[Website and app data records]
◆ ◆ ◆
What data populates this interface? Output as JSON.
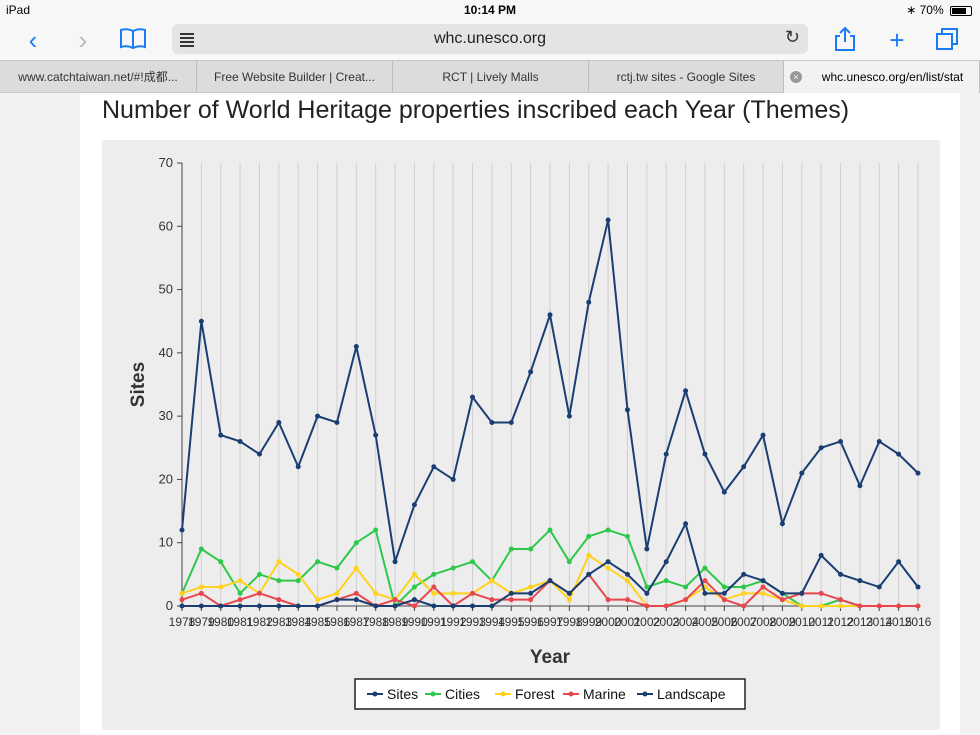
{
  "status": {
    "device": "iPad",
    "time": "10:14 PM",
    "battery": "70%"
  },
  "toolbar": {
    "url": "whc.unesco.org"
  },
  "tabs": [
    {
      "label": "www.catchtaiwan.net/#!成都..."
    },
    {
      "label": "Free Website Builder | Creat..."
    },
    {
      "label": "RCT | Lively Malls"
    },
    {
      "label": "rctj.tw sites - Google Sites"
    },
    {
      "label": "whc.unesco.org/en/list/stat"
    }
  ],
  "page": {
    "title": "Number of World Heritage properties inscribed each Year (Themes)"
  },
  "colors": {
    "Sites": "#1b3e72",
    "Cities": "#2ec84a",
    "Forest": "#ffd21e",
    "Marine": "#e8474e",
    "Landscape": "#1b3e72",
    "accent": "#1a7cf5"
  },
  "chart_data": {
    "type": "line",
    "xlabel": "Year",
    "ylabel": "Sites",
    "ylim": [
      0,
      70
    ],
    "yticks": [
      0,
      10,
      20,
      30,
      40,
      50,
      60,
      70
    ],
    "grid": "vertical",
    "legend": "bottom",
    "x": [
      1978,
      1979,
      1980,
      1981,
      1982,
      1983,
      1984,
      1985,
      1986,
      1987,
      1988,
      1989,
      1990,
      1991,
      1992,
      1993,
      1994,
      1995,
      1996,
      1997,
      1998,
      1999,
      2000,
      2001,
      2002,
      2003,
      2004,
      2005,
      2006,
      2007,
      2008,
      2009,
      2010,
      2011,
      2012,
      2013,
      2014,
      2015,
      2016
    ],
    "series": [
      {
        "name": "Sites",
        "values": [
          12,
          45,
          27,
          26,
          24,
          29,
          22,
          30,
          29,
          41,
          27,
          7,
          16,
          22,
          20,
          33,
          29,
          29,
          37,
          46,
          30,
          48,
          61,
          31,
          9,
          24,
          34,
          24,
          18,
          22,
          27,
          13,
          21,
          25,
          26,
          19,
          26,
          24,
          21
        ]
      },
      {
        "name": "Cities",
        "values": [
          2,
          9,
          7,
          2,
          5,
          4,
          4,
          7,
          6,
          10,
          12,
          0,
          3,
          5,
          6,
          7,
          4,
          9,
          9,
          12,
          7,
          11,
          12,
          11,
          3,
          4,
          3,
          6,
          3,
          3,
          4,
          2,
          0,
          0,
          1,
          0,
          0,
          0,
          0
        ]
      },
      {
        "name": "Forest",
        "values": [
          2,
          3,
          3,
          4,
          2,
          7,
          5,
          1,
          2,
          6,
          2,
          1,
          5,
          2,
          2,
          2,
          4,
          2,
          3,
          4,
          1,
          8,
          6,
          4,
          0,
          0,
          1,
          3,
          1,
          2,
          2,
          1,
          0,
          0,
          0,
          0,
          0,
          0,
          0
        ]
      },
      {
        "name": "Marine",
        "values": [
          1,
          2,
          0,
          1,
          2,
          1,
          0,
          0,
          1,
          2,
          0,
          1,
          0,
          3,
          0,
          2,
          1,
          1,
          1,
          4,
          2,
          5,
          1,
          1,
          0,
          0,
          1,
          4,
          1,
          0,
          3,
          1,
          2,
          2,
          1,
          0,
          0,
          0,
          0
        ]
      },
      {
        "name": "Landscape",
        "values": [
          0,
          0,
          0,
          0,
          0,
          0,
          0,
          0,
          1,
          1,
          0,
          0,
          1,
          0,
          0,
          0,
          0,
          2,
          2,
          4,
          2,
          5,
          7,
          5,
          2,
          7,
          13,
          2,
          2,
          5,
          4,
          2,
          2,
          8,
          5,
          4,
          3,
          7,
          3
        ]
      }
    ],
    "x_tick_labels": [
      "1978",
      "1979",
      "1980",
      "1981",
      "1982",
      "1983",
      "1984",
      "1985",
      "1986",
      "1987",
      "1988",
      "1989",
      "1990",
      "1991",
      "1992",
      "1993",
      "1994",
      "1995",
      "1996",
      "1997",
      "1998",
      "1999",
      "2000",
      "2001",
      "2002",
      "2003",
      "2004",
      "2005",
      "2006",
      "2007",
      "2008",
      "2009",
      "2010",
      "2011",
      "2012",
      "2013",
      "2014",
      "2015",
      "2016"
    ]
  }
}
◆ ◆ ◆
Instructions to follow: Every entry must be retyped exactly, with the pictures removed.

Output:
What data populates this interface? Output as JSON.
{
  "status": {
    "device": "iPad",
    "time": "10:14 PM",
    "battery": "70%"
  },
  "toolbar": {
    "url": "whc.unesco.org"
  },
  "tabs": [
    {
      "label": "www.catchtaiwan.net/#!成都..."
    },
    {
      "label": "Free Website Builder | Creat..."
    },
    {
      "label": "RCT | Lively Malls"
    },
    {
      "label": "rctj.tw sites - Google Sites"
    },
    {
      "label": "whc.unesco.org/en/list/stat"
    }
  ],
  "page": {
    "title": "Number of World Heritage properties inscribed each Year (Themes)"
  },
  "colors": {
    "Sites": "#1b3e72",
    "Cities": "#2ec84a",
    "Forest": "#ffd21e",
    "Marine": "#e8474e",
    "Landscape": "#1b3e72",
    "accent": "#1a7cf5"
  },
  "chart_data": {
    "type": "line",
    "xlabel": "Year",
    "ylabel": "Sites",
    "ylim": [
      0,
      70
    ],
    "yticks": [
      0,
      10,
      20,
      30,
      40,
      50,
      60,
      70
    ],
    "grid": "vertical",
    "legend": "bottom",
    "x": [
      1978,
      1979,
      1980,
      1981,
      1982,
      1983,
      1984,
      1985,
      1986,
      1987,
      1988,
      1989,
      1990,
      1991,
      1992,
      1993,
      1994,
      1995,
      1996,
      1997,
      1998,
      1999,
      2000,
      2001,
      2002,
      2003,
      2004,
      2005,
      2006,
      2007,
      2008,
      2009,
      2010,
      2011,
      2012,
      2013,
      2014,
      2015,
      2016
    ],
    "series": [
      {
        "name": "Sites",
        "values": [
          12,
          45,
          27,
          26,
          24,
          29,
          22,
          30,
          29,
          41,
          27,
          7,
          16,
          22,
          20,
          33,
          29,
          29,
          37,
          46,
          30,
          48,
          61,
          31,
          9,
          24,
          34,
          24,
          18,
          22,
          27,
          13,
          21,
          25,
          26,
          19,
          26,
          24,
          21
        ]
      },
      {
        "name": "Cities",
        "values": [
          2,
          9,
          7,
          2,
          5,
          4,
          4,
          7,
          6,
          10,
          12,
          0,
          3,
          5,
          6,
          7,
          4,
          9,
          9,
          12,
          7,
          11,
          12,
          11,
          3,
          4,
          3,
          6,
          3,
          3,
          4,
          2,
          0,
          0,
          1,
          0,
          0,
          0,
          0
        ]
      },
      {
        "name": "Forest",
        "values": [
          2,
          3,
          3,
          4,
          2,
          7,
          5,
          1,
          2,
          6,
          2,
          1,
          5,
          2,
          2,
          2,
          4,
          2,
          3,
          4,
          1,
          8,
          6,
          4,
          0,
          0,
          1,
          3,
          1,
          2,
          2,
          1,
          0,
          0,
          0,
          0,
          0,
          0,
          0
        ]
      },
      {
        "name": "Marine",
        "values": [
          1,
          2,
          0,
          1,
          2,
          1,
          0,
          0,
          1,
          2,
          0,
          1,
          0,
          3,
          0,
          2,
          1,
          1,
          1,
          4,
          2,
          5,
          1,
          1,
          0,
          0,
          1,
          4,
          1,
          0,
          3,
          1,
          2,
          2,
          1,
          0,
          0,
          0,
          0
        ]
      },
      {
        "name": "Landscape",
        "values": [
          0,
          0,
          0,
          0,
          0,
          0,
          0,
          0,
          1,
          1,
          0,
          0,
          1,
          0,
          0,
          0,
          0,
          2,
          2,
          4,
          2,
          5,
          7,
          5,
          2,
          7,
          13,
          2,
          2,
          5,
          4,
          2,
          2,
          8,
          5,
          4,
          3,
          7,
          3
        ]
      }
    ],
    "x_tick_labels": [
      "1978",
      "1979",
      "1980",
      "1981",
      "1982",
      "1983",
      "1984",
      "1985",
      "1986",
      "1987",
      "1988",
      "1989",
      "1990",
      "1991",
      "1992",
      "1993",
      "1994",
      "1995",
      "1996",
      "1997",
      "1998",
      "1999",
      "2000",
      "2001",
      "2002",
      "2003",
      "2004",
      "2005",
      "2006",
      "2007",
      "2008",
      "2009",
      "2010",
      "2011",
      "2012",
      "2013",
      "2014",
      "2015",
      "2016"
    ]
  }
}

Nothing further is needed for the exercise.